COLUMBIA — Columbia College has begun raising $18 million for a new building that might triple the space of its science department.
Officials cite the rapid growth of the department as one reason for the expansion. The number of lab sections offered by the college nearly doubled from 52 to 103 between 2002 and 2007, said Michael Kateman, executive director of development and alumni relations.
In the same time period, the number of students graduating each year with science degrees more than tripled, from 43 to 156, Kateman said. This is primarily due to the college expanding its science degrees six years ago to include biology, physics, chemistry, environmental studies and forensics.
"We have tremendous day and evening programs that we can't meet the demands for our growing lab programs," said Julie Estabrooks, chairwoman of the science department and assistant professor of biology and science.
The state of the current facilities in Robnett-Spence Center is also an issue, due to lack of quality, size and overall design.
"It's more primitive than most high school laboratories," Estabrooks said.
The structure was built in the 1970s and originally used as an infirmary with one bathroom and limited classrooms "never meant to be anything other than storage," Estabrooks said.
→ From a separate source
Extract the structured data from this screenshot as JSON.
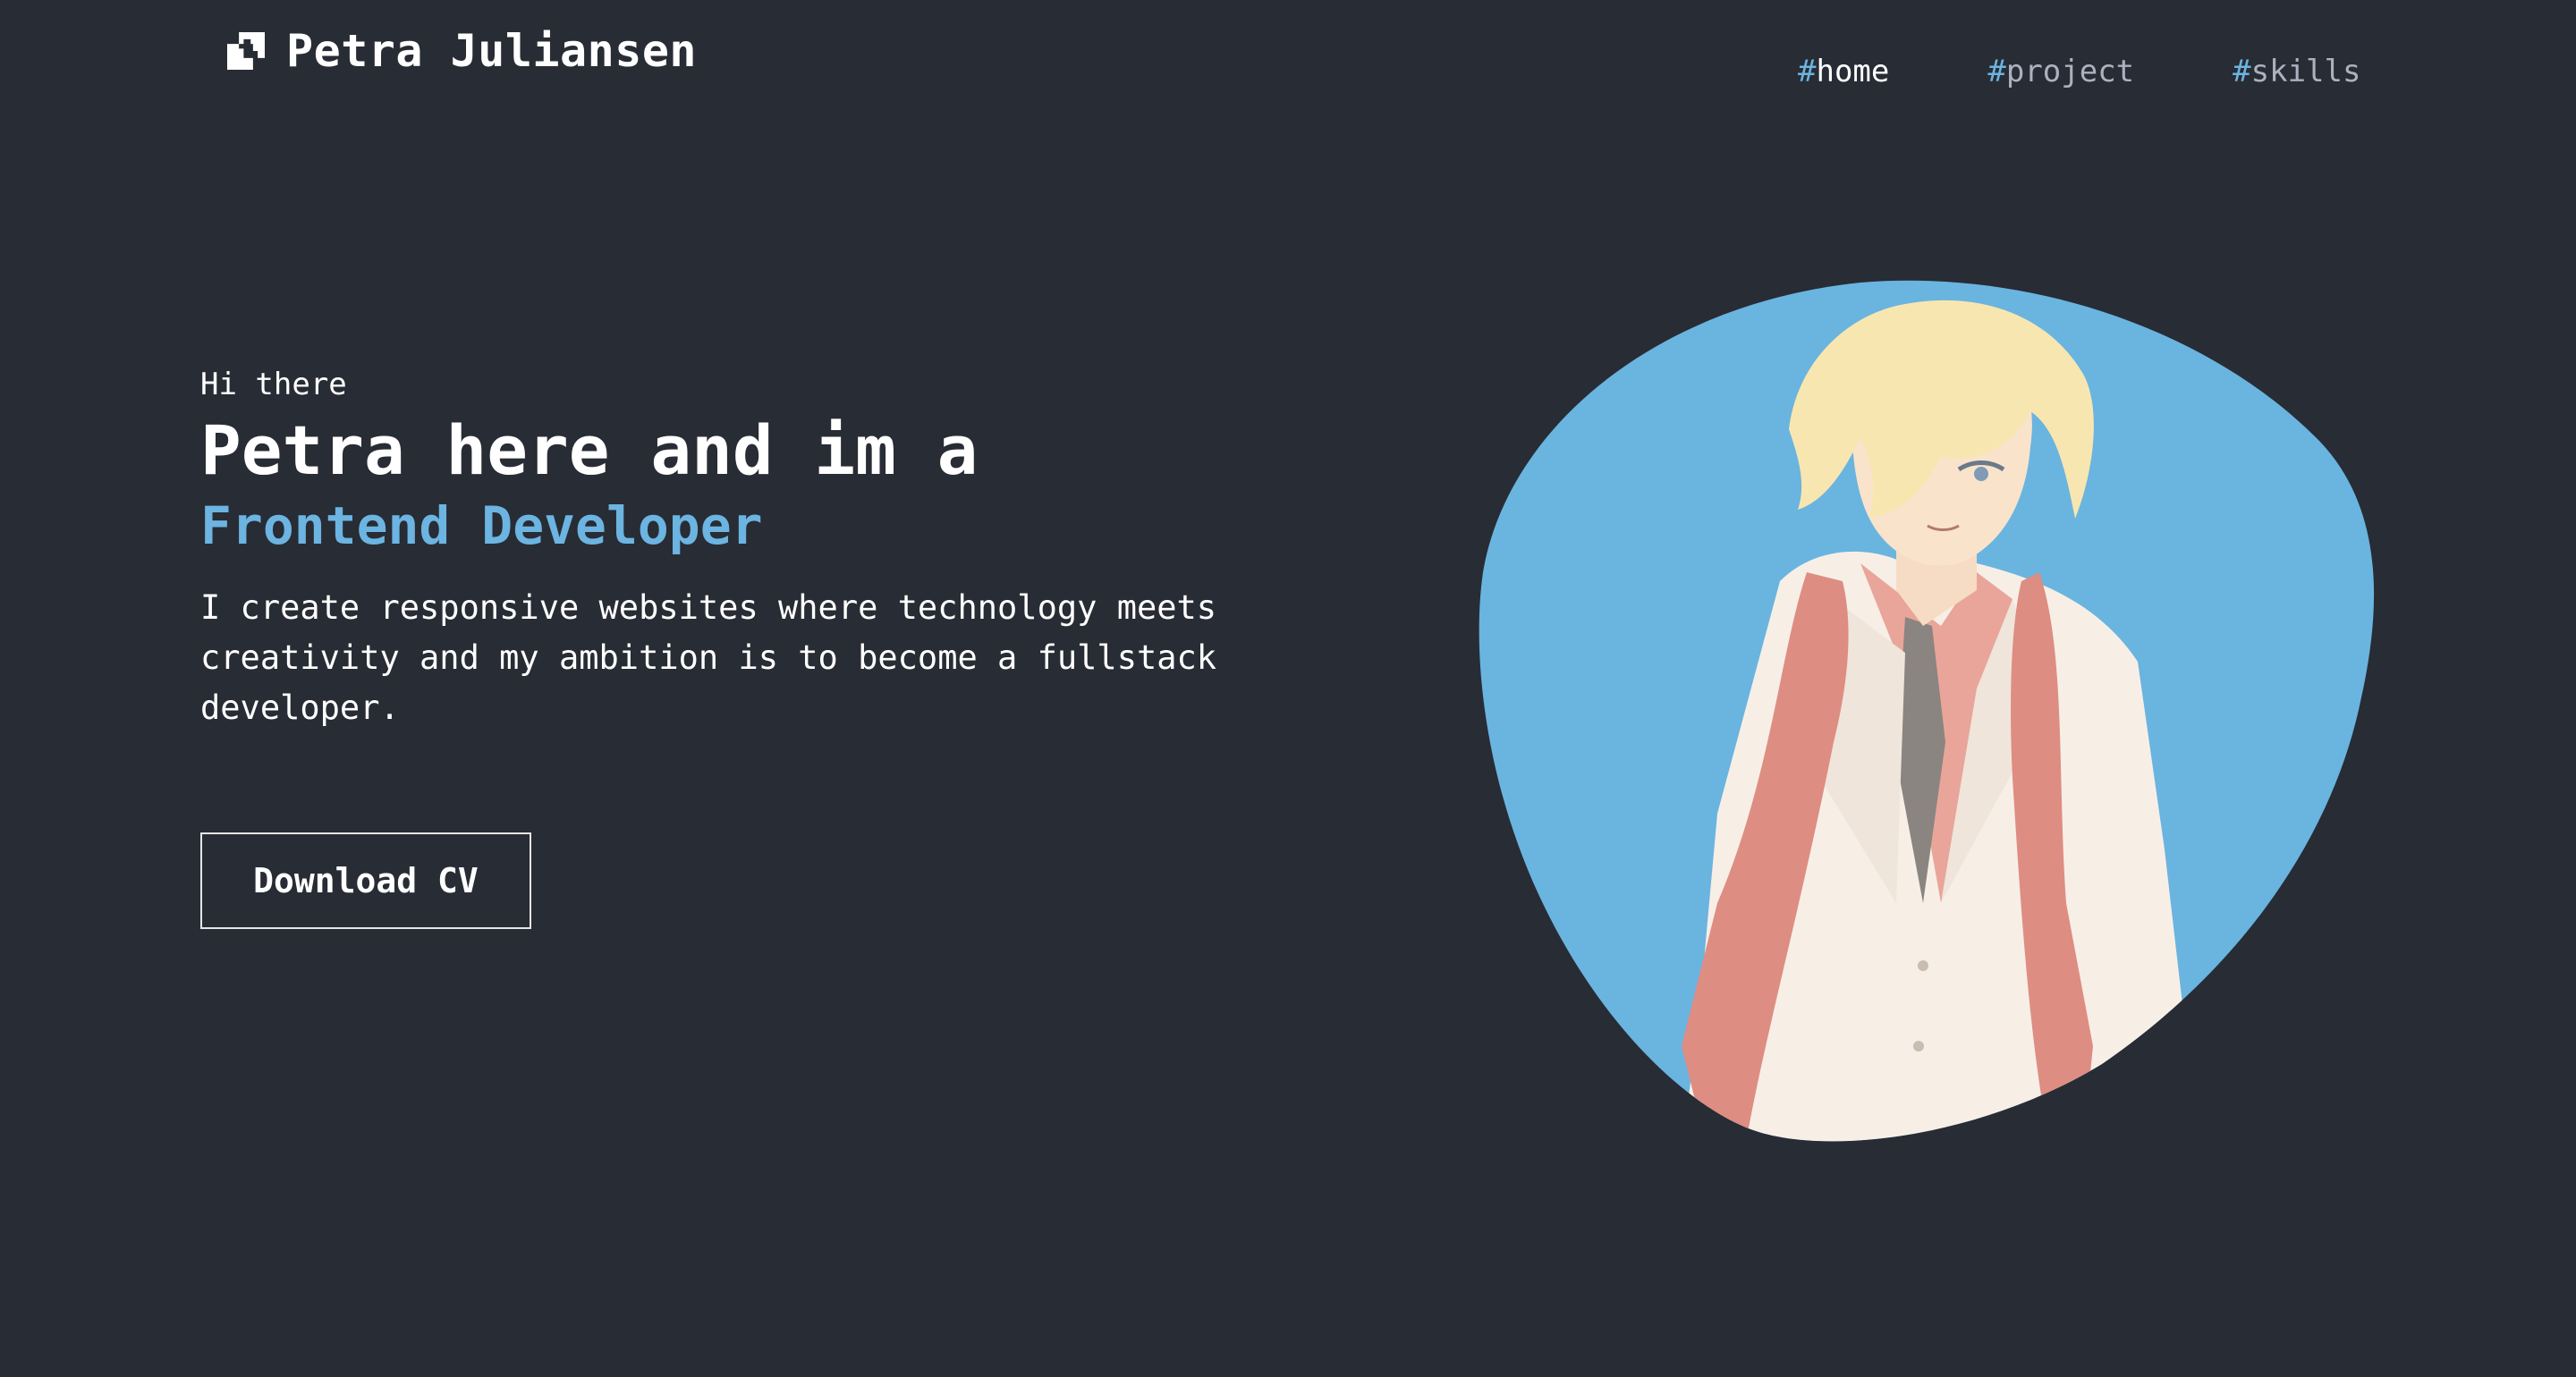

The crowded classrooms also lack proper ventilation and fume hoods, creating safety concerns because of the amount of equipment that must be stored stacked up and where it fits, she said.
Lab coordinator Laura Coe said classrooms "are filled to the masses."
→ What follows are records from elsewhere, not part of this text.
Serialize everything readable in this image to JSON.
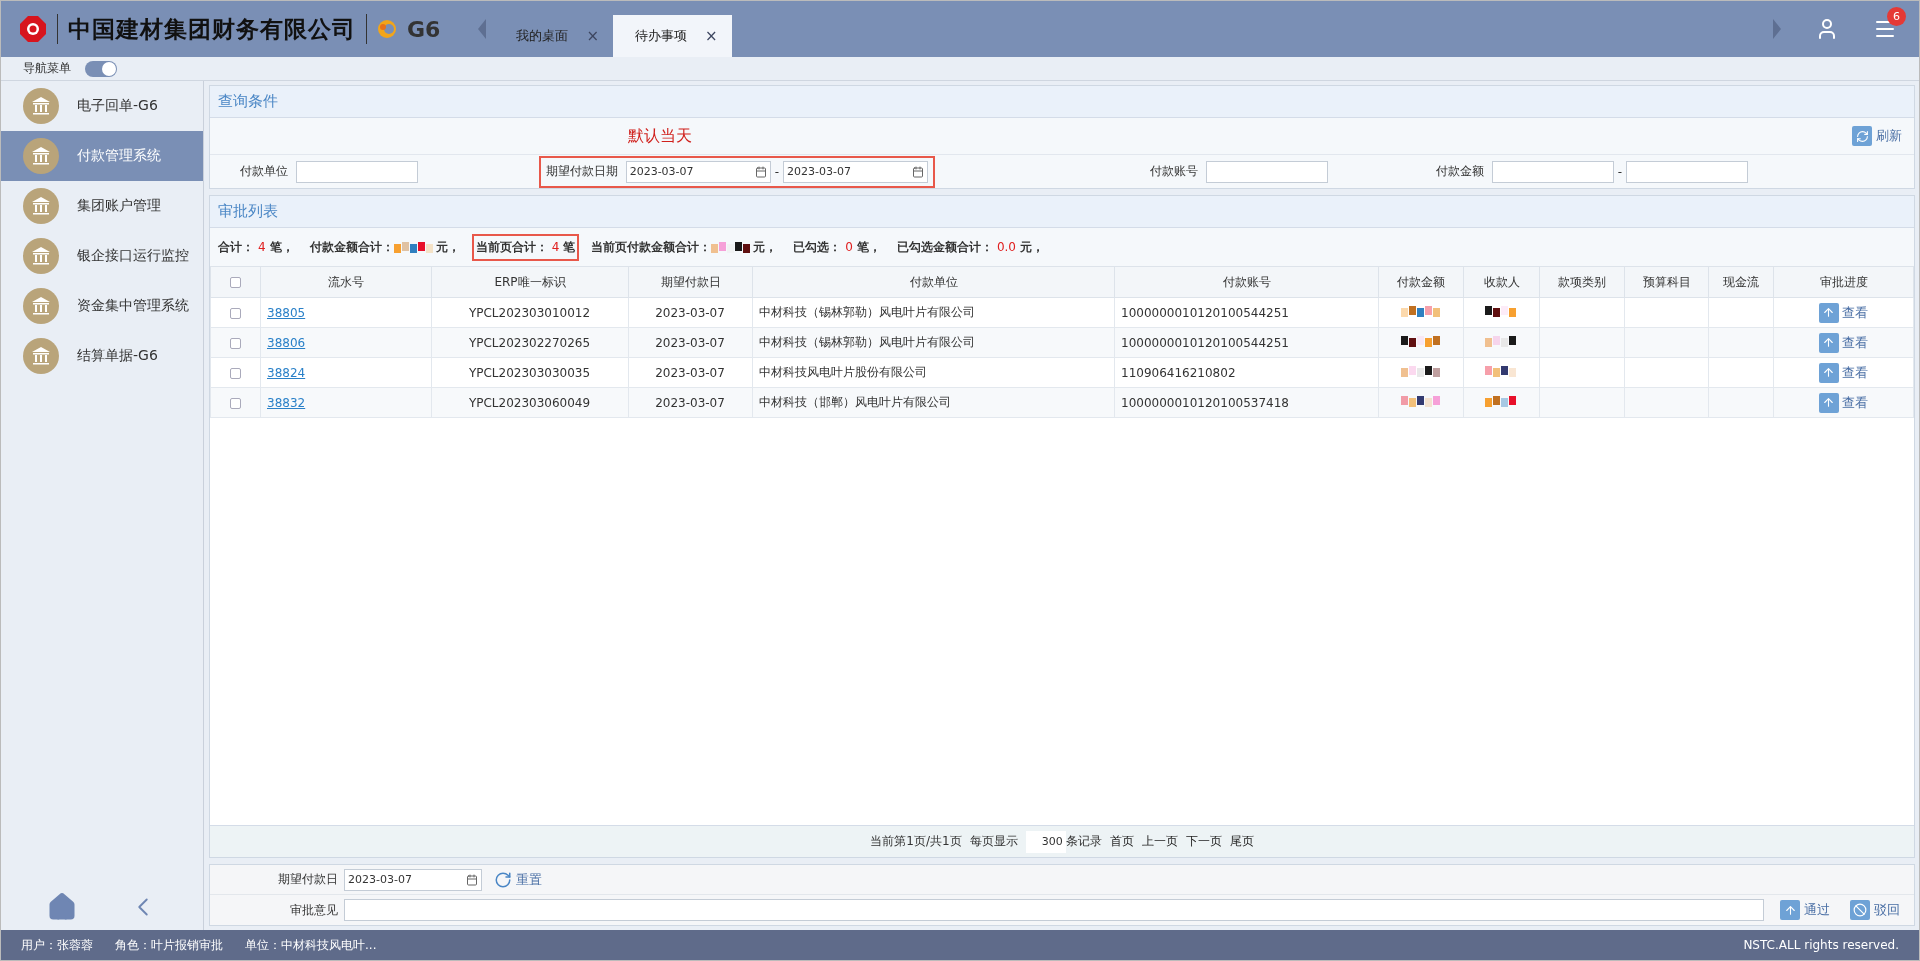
{
  "header": {
    "company": "中国建材集团财务有限公司",
    "product": "G6",
    "tabs": [
      {
        "label": "我的桌面",
        "selected": false,
        "close": "×"
      },
      {
        "label": "待办事项",
        "selected": true,
        "close": "×"
      }
    ],
    "notification_count": "6"
  },
  "nav_toggle": {
    "label": "导航菜单",
    "on": true
  },
  "sidebar": {
    "items": [
      {
        "label": "电子回单-G6",
        "selected": false
      },
      {
        "label": "付款管理系统",
        "selected": true
      },
      {
        "label": "集团账户管理",
        "selected": false
      },
      {
        "label": "银企接口运行监控",
        "selected": false
      },
      {
        "label": "资金集中管理系统",
        "selected": false
      },
      {
        "label": "结算单据-G6",
        "selected": false
      }
    ]
  },
  "query": {
    "title": "查询条件",
    "annotation": "默认当天",
    "refresh": "刷新",
    "fields": [
      {
        "kind": "text",
        "label": "付款单位",
        "highlighted": false
      },
      {
        "kind": "daterange",
        "label": "期望付款日期",
        "from": "2023-03-07",
        "separator": "-",
        "to": "2023-03-07",
        "highlighted": true
      },
      {
        "kind": "text",
        "label": "付款账号",
        "highlighted": false
      },
      {
        "kind": "range",
        "label": "付款金额",
        "separator": "-",
        "highlighted": false
      }
    ]
  },
  "list": {
    "title": "审批列表",
    "select_all_checked": false,
    "summary": [
      {
        "kind": "count",
        "label": "合计：",
        "value": "4",
        "unit": "笔，",
        "highlighted": false
      },
      {
        "kind": "redacted",
        "label": "付款金额合计：",
        "unit": "元，",
        "highlighted": false
      },
      {
        "kind": "count",
        "label": "当前页合计：",
        "value": "4",
        "unit": "笔",
        "highlighted": true
      },
      {
        "kind": "redacted",
        "label": "当前页付款金额合计：",
        "unit": "元，",
        "highlighted": false
      },
      {
        "kind": "count",
        "label": "已勾选：",
        "value": "0",
        "unit": "笔，",
        "highlighted": false
      },
      {
        "kind": "count",
        "label": "已勾选金额合计：",
        "value": "0.0",
        "unit": "元，",
        "highlighted": false
      }
    ],
    "columns": [
      {
        "label": "流水号",
        "kind": "link"
      },
      {
        "label": "ERP唯一标识",
        "kind": "text"
      },
      {
        "label": "期望付款日",
        "kind": "text"
      },
      {
        "label": "付款单位",
        "kind": "text"
      },
      {
        "label": "付款账号",
        "kind": "text"
      },
      {
        "label": "付款金额",
        "kind": "redacted"
      },
      {
        "label": "收款人",
        "kind": "redacted"
      },
      {
        "label": "款项类别",
        "kind": "blank"
      },
      {
        "label": "预算科目",
        "kind": "blank"
      },
      {
        "label": "现金流",
        "kind": "blank"
      },
      {
        "label": "审批进度",
        "kind": "action"
      }
    ],
    "rows": [
      {
        "checked": false,
        "cells": [
          "38805",
          "YPCL202303010012",
          "2023-03-07",
          "中材科技（锡林郭勒）风电叶片有限公司",
          "1000000010120100544251"
        ],
        "action": "查看"
      },
      {
        "checked": false,
        "cells": [
          "38806",
          "YPCL202302270265",
          "2023-03-07",
          "中材科技（锡林郭勒）风电叶片有限公司",
          "1000000010120100544251"
        ],
        "action": "查看"
      },
      {
        "checked": false,
        "cells": [
          "38824",
          "YPCL202303030035",
          "2023-03-07",
          "中材科技风电叶片股份有限公司",
          "110906416210802"
        ],
        "action": "查看"
      },
      {
        "checked": false,
        "cells": [
          "38832",
          "YPCL202303060049",
          "2023-03-07",
          "中材科技（邯郸）风电叶片有限公司",
          "1000000010120100537418"
        ],
        "action": "查看"
      }
    ],
    "pagination": {
      "page_info": "当前第1页/共1页",
      "per_page_label": "每页显示",
      "per_page": "300",
      "per_page_unit": "条记录",
      "links": [
        "首页",
        "上一页",
        "下一页",
        "尾页"
      ]
    }
  },
  "approval": {
    "date_label": "期望付款日",
    "date": "2023-03-07",
    "reset": "重置",
    "opinion_label": "审批意见",
    "buttons": [
      {
        "kind": "approve",
        "label": "通过"
      },
      {
        "kind": "reject",
        "label": "驳回"
      }
    ]
  },
  "status_bar": {
    "user": "用户：张蓉蓉",
    "role": "角色：叶片报销审批",
    "unit": "单位：中材科技风电叶...",
    "copyright": "NSTC.ALL rights reserved."
  }
}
The Science Lab Annex, a trailer located down the street, is also used as classroom space for subjects like anatomy and physics. But Coe said the distance between the two science buildings makes transporting supplies challenging.
"Can you imagine trying to cart a bunch of microscopes back and forth?" she said.
Terry Smith, executive vice president and dean of academic affairs, said he is astounded by what the department has accomplished under these conditions.
Smith hopes the college will be able to keep up with the science department's growth.
"We're looking at the (construction) plans, and we're thinking, 'Man, is this big enough?'" Smith said.
The 40,360-square-foot new science building will be constructed where the softball fields are now, and the fields will move to property that will be purchased near the campus off Range Line Street, Estabrooks said.
With the new space, the department will be able to use more specialized equipment that it could purchase if there was a place to put it, Estabrooks said.
The $18 million fundraising campaign will not only create more labs, add space for student research and update technological capabilities, but will also fund new positions and supplies.
The department also plans to add a bachelor of science in chemistry, create new lab course offerings and increase the number of introductory-level lab sections by 30 percent, Kateman said.
Erika Harrington, a 2009 Columbia College science graduate, expressed her excitement about the future science building.
"Everyone associated with the science department is ecstatic about the new building," she said. "I'm kind of sad I'm not going to get to be in that science building because it's going to be great. I can see it doing great things for the science department."
About $1.1 million has been raised for the new building since fundraising began in January, when the Board of Trustees adopted the campaign, Kateman said. The goal for breaking ground on the new science department is Dec. 31, 2013. The building is expected to take 14 to 16 months to complete.